[DATA SUPPLIED — start]
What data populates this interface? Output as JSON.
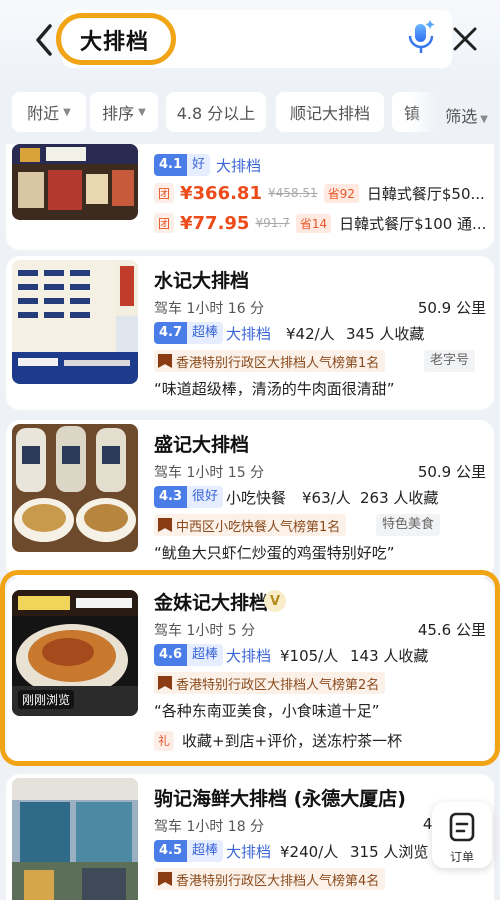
{
  "search": {
    "query": "大排档"
  },
  "filters": [
    {
      "label": "附近",
      "dropdown": true
    },
    {
      "label": "排序",
      "dropdown": true
    },
    {
      "label": "4.8 分以上",
      "dropdown": false
    },
    {
      "label": "顺记大排档",
      "dropdown": false
    },
    {
      "label": "镇",
      "dropdown": false
    }
  ],
  "filter_more_label": "筛选",
  "first": {
    "score": "4.1",
    "level": "好",
    "category": "大排档",
    "deals": [
      {
        "tag": "团",
        "price": "¥366.81",
        "orig": "¥458.51",
        "save": "省92",
        "name": "日韓式餐厅$50..."
      },
      {
        "tag": "团",
        "price": "¥77.95",
        "orig": "¥91.7",
        "save": "省14",
        "name": "日韓式餐厅$100 通..."
      }
    ]
  },
  "shui": {
    "name": "水记大排档",
    "drive": "驾车 1小时 16 分",
    "distance": "50.9 公里",
    "score": "4.7",
    "level": "超棒",
    "category": "大排档",
    "price": "¥42/人",
    "fav": "345 人收藏",
    "rank": "香港特别行政区大排档人气榜第1名",
    "tag": "老字号",
    "quote": "“味道超级棒，清汤的牛肉面很清甜”"
  },
  "sheng": {
    "name": "盛记大排档",
    "drive": "驾车 1小时 15 分",
    "distance": "50.9 公里",
    "score": "4.3",
    "level": "很好",
    "category": "小吃快餐",
    "price": "¥63/人",
    "fav": "263 人收藏",
    "rank": "中西区小吃快餐人气榜第1名",
    "tag": "特色美食",
    "quote": "“鱿鱼大只虾仁炒蛋的鸡蛋特别好吃”"
  },
  "jin": {
    "name": "金妹记大排档",
    "vip": "V",
    "drive": "驾车 1小时 5 分",
    "distance": "45.6 公里",
    "score": "4.6",
    "level": "超棒",
    "category": "大排档",
    "price": "¥105/人",
    "fav": "143 人收藏",
    "rank": "香港特别行政区大排档人气榜第2名",
    "quote": "“各种东南亚美食，小食味道十足”",
    "promo_tag": "礼",
    "promo": "收藏+到店+评价，送冻柠茶一杯",
    "photo_caption": "刚刚浏览"
  },
  "ju": {
    "name": "驹记海鲜大排档 (永德大厦店)",
    "drive": "驾车 1小时 18 分",
    "distance": "49",
    "score": "4.5",
    "level": "超棒",
    "category": "大排档",
    "price": "¥240/人",
    "fav": "315 人浏览",
    "rank": "香港特别行政区大排档人气榜第4名"
  },
  "order_label": "订单",
  "colors": {
    "accent": "#f2a417",
    "blue": "#4a7de8",
    "price": "#ee4b1b"
  },
  "icons": [
    "back-arrow-icon",
    "voice-mic-icon",
    "close-icon",
    "order-icon",
    "flag-icon"
  ]
}
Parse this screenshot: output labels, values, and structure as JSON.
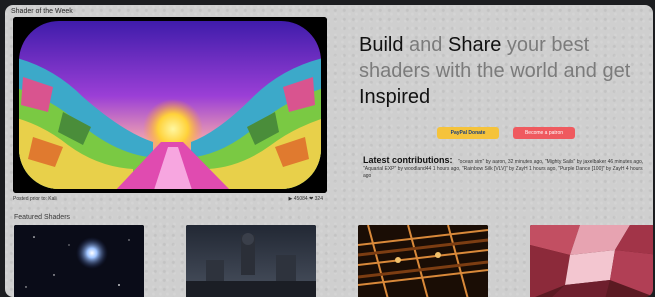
{
  "header": {
    "section_label": "Shader of the Week"
  },
  "featured_video": {
    "author_line": "Posted prior to: Kali",
    "stats": "▶ 45084 ❤ 324"
  },
  "hero": {
    "w1": "Build",
    "w2": "and",
    "w3": "Share",
    "w4": "your best shaders with the world and get",
    "w5": "Inspired"
  },
  "buttons": {
    "paypal": "PayPal Donate",
    "patreon": "Become a patron"
  },
  "latest": {
    "title": "Latest contributions:",
    "text": "\"ocean sim\" by aaron, 32 minutes ago, \"Mighty Sails\" by jaxelbaker 46 minutes ago, \"Aquarial EXP\" by woodland44 1 hours ago, \"Rainbow Silk [VLV]\" by ZayH 1 hours ago, \"Purple Dance [100]\" by ZayH 4 hours ago"
  },
  "featured": {
    "label": "Featured Shaders"
  },
  "colors": {
    "panel_bg": "#cfcfcf",
    "page_bg": "#1c1d20",
    "paypal": "#f5c33b",
    "patreon": "#ef5a5f"
  }
}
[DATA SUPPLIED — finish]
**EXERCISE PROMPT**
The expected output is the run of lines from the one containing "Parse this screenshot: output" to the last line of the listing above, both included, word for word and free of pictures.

**RESULT OF THIS EXERCISE**
Parse this screenshot: output labels, values, and structure as JSON.
{
  "header": {
    "section_label": "Shader of the Week"
  },
  "featured_video": {
    "author_line": "Posted prior to: Kali",
    "stats": "▶ 45084 ❤ 324"
  },
  "hero": {
    "w1": "Build",
    "w2": "and",
    "w3": "Share",
    "w4": "your best shaders with the world and get",
    "w5": "Inspired"
  },
  "buttons": {
    "paypal": "PayPal Donate",
    "patreon": "Become a patron"
  },
  "latest": {
    "title": "Latest contributions:",
    "text": "\"ocean sim\" by aaron, 32 minutes ago, \"Mighty Sails\" by jaxelbaker 46 minutes ago, \"Aquarial EXP\" by woodland44 1 hours ago, \"Rainbow Silk [VLV]\" by ZayH 1 hours ago, \"Purple Dance [100]\" by ZayH 4 hours ago"
  },
  "featured": {
    "label": "Featured Shaders"
  },
  "colors": {
    "panel_bg": "#cfcfcf",
    "page_bg": "#1c1d20",
    "paypal": "#f5c33b",
    "patreon": "#ef5a5f"
  }
}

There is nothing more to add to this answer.